[THE INPUT Boundary: Start]

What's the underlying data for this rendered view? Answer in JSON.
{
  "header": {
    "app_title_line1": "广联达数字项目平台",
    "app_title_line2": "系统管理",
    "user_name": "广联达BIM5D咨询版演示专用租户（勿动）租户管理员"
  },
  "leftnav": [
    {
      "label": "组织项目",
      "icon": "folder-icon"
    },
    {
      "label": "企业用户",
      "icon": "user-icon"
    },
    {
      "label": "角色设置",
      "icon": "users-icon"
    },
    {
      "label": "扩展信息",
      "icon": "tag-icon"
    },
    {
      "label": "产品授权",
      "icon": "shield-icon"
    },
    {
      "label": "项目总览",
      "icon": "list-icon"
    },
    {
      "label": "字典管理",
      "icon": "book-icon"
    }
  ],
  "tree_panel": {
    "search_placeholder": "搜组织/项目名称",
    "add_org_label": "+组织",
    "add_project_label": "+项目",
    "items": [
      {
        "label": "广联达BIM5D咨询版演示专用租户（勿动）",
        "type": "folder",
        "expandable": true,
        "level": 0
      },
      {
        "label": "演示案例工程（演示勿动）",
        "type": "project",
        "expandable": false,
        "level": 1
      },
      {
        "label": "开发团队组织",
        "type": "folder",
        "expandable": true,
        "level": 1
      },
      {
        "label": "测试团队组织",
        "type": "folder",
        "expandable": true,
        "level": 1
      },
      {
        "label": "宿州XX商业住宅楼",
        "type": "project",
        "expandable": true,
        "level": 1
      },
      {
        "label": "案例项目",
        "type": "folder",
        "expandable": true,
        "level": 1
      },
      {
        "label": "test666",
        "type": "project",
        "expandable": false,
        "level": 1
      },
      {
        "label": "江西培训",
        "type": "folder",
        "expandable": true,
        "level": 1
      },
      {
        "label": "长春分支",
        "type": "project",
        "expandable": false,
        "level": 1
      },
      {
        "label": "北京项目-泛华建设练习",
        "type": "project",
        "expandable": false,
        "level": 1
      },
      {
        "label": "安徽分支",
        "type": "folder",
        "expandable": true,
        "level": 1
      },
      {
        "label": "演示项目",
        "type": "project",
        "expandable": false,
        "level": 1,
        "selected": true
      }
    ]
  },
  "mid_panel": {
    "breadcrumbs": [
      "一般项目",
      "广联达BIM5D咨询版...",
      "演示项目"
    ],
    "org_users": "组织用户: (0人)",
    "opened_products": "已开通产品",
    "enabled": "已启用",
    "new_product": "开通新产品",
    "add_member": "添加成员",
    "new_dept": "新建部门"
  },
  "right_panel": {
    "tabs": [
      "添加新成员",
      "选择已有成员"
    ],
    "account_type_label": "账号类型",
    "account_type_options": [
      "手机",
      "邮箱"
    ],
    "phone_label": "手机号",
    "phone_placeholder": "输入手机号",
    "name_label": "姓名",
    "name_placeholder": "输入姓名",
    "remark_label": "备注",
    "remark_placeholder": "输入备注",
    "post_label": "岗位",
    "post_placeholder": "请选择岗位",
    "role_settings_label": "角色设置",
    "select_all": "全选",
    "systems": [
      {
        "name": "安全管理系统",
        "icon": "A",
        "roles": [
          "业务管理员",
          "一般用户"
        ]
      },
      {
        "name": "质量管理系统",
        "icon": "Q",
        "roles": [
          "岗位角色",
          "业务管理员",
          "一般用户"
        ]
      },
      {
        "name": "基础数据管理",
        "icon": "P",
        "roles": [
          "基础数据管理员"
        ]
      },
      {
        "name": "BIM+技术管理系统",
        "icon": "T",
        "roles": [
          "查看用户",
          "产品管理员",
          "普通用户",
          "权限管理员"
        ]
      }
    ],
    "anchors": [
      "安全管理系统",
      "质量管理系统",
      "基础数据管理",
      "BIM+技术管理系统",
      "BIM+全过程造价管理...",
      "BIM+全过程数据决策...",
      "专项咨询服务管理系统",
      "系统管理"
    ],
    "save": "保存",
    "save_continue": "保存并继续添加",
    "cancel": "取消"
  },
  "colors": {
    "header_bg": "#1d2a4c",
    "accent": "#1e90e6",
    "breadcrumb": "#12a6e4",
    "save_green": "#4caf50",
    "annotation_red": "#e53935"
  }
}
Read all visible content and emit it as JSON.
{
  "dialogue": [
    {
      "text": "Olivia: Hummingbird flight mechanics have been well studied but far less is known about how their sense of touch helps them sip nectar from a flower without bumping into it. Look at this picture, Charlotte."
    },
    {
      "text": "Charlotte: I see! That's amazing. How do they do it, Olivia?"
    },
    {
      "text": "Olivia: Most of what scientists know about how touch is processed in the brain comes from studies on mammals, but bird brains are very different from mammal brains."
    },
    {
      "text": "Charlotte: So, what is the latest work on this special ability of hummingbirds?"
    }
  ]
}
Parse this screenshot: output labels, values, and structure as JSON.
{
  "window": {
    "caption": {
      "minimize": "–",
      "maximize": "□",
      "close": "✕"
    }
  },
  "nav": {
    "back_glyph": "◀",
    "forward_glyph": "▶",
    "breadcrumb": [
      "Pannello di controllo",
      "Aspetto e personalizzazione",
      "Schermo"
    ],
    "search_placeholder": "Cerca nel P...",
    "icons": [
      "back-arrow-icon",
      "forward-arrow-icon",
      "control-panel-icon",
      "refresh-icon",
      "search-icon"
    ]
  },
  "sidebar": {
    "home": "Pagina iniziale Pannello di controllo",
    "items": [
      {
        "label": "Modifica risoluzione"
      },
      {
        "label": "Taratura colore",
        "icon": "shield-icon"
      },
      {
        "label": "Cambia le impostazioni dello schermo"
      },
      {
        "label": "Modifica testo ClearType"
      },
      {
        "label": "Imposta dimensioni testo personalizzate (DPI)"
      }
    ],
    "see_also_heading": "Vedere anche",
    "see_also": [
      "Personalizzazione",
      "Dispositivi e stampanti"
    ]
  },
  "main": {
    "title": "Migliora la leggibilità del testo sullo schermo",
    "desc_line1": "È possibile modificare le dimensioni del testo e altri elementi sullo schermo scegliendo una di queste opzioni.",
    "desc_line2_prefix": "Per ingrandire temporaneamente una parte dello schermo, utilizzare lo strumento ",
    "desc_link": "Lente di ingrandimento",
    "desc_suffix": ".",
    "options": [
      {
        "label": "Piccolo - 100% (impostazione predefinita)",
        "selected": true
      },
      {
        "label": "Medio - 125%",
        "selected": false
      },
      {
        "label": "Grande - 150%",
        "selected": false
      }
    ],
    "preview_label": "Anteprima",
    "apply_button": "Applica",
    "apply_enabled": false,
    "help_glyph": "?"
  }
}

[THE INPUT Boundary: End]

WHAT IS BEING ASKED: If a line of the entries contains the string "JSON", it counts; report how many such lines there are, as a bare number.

EXERCISE ANSWER: 3